User experience

Things that we should consider are whether the page still adds value and serves purpose for your visitors or not. You may think that a page is no longer required, but your users may still need it. If you are not sure whether the page still has a good contribution to your site, you can use analytics to do a research on a range of data such as visits, entrances, time on site and bounce rate to help you make the right decision.

Current Traffic

Figure out if the page currently produces a significant volume of traffic that brings  relevant visitors to your website. For those who have Google Analytics built for your website, you can easily discover the volume of traffic that the page in question is generating by viewing behavior area of the pool.


High quality inbound links that come from sites pointing towards it are good for your sites. To check the volume and quality of inbound links pointing to a specific page, you can use many free and paid tools, such as open site explorer and ahrefs that are the most popular among others.

Site Architecture

If your page has any internal links directed to it, your page will likely to get ‘broken’ if the page is removed. Therefore, you need to ensure that your page is removed from the website in the correct manner.

Removing Web Pages and Status Codes

Regarding the accessibility status of any given page on a website, you may need status code to provide messages to both search engine bots.

404 (Not found)

Your page may need to return a 404 (Not found) status code in response to requests to access the page in question. The 404 page means that the page in question can’t be located on the server. If your content isn’t moving to another location, then this is the correct status to return. In fact, Google has considered 404 (Not found) status code as a normal situation that any websites will experience as pages are removed from websites all the time.

Keep in mind that you need to ensure that the search engines know  the page is no longer a part of the website by ensuring that the correct 404 status is returned. This will reinforce that your site is no longer a part of the website. Moreover, bear in mind that providing well designed 404 will help you  maintain a good user experience.

301 (Moved Permanently)

If you wish to notify that a page on your website has permanently moved to a new location, then 301 page is the right option for you. This is because 301 page ensure that your visitors accessing the old URL are redirected to the appropriate new location, and that value of any links pointing toward the old URL are retained and passed on to the new version.

Mostly, people use 301 redirect pages to change the content and optimization focus of a particular page, as often when doing so you will want to alter essential features of the page such as the URL structure to refine the target keywords. You can also use this page if you have a product or service on your website that has been discontinued. Generally, a 301 redirect page can be used to ensure that visitors are passed on to the next most useful page on your website that relates to that product.
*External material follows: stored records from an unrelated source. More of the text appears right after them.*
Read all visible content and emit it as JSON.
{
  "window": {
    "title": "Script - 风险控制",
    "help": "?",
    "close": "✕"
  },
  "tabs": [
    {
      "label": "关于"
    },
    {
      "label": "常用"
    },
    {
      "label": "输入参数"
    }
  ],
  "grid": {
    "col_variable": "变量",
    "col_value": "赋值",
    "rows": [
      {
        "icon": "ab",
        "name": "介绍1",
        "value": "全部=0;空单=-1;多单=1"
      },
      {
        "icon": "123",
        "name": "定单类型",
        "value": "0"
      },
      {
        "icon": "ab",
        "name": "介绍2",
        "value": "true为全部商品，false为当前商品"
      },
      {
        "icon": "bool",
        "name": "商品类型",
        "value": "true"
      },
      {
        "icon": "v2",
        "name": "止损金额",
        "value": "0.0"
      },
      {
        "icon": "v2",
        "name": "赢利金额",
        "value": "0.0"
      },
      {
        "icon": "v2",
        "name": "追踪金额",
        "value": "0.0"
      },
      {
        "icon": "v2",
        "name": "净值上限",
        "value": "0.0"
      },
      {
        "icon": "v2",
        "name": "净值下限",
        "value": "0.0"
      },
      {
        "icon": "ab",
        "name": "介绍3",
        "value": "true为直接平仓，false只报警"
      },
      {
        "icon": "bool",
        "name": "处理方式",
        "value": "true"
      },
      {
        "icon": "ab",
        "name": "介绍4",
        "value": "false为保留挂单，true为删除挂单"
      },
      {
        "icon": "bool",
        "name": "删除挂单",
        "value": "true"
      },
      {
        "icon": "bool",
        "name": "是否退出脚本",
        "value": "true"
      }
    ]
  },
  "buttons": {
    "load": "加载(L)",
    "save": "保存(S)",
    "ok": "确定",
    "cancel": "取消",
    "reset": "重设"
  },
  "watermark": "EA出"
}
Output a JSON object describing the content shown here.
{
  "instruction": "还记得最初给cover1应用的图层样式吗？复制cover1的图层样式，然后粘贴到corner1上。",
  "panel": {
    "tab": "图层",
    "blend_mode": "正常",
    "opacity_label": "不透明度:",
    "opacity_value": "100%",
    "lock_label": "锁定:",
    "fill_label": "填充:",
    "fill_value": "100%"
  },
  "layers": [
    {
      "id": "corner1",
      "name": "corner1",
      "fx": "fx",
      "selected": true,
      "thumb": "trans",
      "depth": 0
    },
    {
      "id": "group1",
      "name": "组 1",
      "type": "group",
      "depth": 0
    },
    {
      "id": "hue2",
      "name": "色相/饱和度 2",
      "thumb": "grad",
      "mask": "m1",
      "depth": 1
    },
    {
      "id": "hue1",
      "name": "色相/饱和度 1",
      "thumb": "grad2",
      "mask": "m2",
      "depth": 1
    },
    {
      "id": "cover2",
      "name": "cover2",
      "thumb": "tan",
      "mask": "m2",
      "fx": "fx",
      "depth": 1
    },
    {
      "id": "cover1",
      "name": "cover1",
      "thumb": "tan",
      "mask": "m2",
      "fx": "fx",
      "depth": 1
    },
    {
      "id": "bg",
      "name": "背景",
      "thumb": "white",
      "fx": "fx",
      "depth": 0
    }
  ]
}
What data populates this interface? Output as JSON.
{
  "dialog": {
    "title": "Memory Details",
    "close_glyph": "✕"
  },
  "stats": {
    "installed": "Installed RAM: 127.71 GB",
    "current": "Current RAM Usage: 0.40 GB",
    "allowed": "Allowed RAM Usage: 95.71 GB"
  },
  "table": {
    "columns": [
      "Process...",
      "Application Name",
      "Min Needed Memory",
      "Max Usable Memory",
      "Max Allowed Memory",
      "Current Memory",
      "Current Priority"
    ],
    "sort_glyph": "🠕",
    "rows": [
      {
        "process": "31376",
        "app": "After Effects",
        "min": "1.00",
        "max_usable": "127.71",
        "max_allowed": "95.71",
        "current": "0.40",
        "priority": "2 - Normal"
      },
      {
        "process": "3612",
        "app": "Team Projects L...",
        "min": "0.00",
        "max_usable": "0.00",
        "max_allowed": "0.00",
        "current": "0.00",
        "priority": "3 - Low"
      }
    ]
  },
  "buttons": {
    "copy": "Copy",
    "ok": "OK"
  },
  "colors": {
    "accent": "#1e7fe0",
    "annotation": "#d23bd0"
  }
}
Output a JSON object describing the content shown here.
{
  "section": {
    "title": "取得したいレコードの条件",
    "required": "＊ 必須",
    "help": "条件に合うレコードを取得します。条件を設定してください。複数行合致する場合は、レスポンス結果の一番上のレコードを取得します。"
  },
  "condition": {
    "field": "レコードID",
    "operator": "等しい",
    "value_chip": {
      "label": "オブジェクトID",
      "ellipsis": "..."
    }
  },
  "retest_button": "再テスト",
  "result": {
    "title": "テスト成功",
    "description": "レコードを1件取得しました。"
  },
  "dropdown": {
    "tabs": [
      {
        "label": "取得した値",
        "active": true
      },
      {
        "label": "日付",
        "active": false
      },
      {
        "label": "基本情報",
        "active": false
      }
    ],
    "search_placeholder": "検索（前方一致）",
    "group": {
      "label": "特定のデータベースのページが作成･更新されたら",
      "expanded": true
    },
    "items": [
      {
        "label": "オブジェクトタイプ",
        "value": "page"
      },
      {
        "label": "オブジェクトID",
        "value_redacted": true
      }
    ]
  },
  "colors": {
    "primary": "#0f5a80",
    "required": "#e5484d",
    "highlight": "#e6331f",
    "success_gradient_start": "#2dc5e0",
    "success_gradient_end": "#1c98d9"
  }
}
In conclusion, you should always remember that your decision to remove a page from website will always affect visitors. Therefore, you need to think carefully about why the page may no longer be required, and ensure that your decision provides the best solution for both you and your visitors.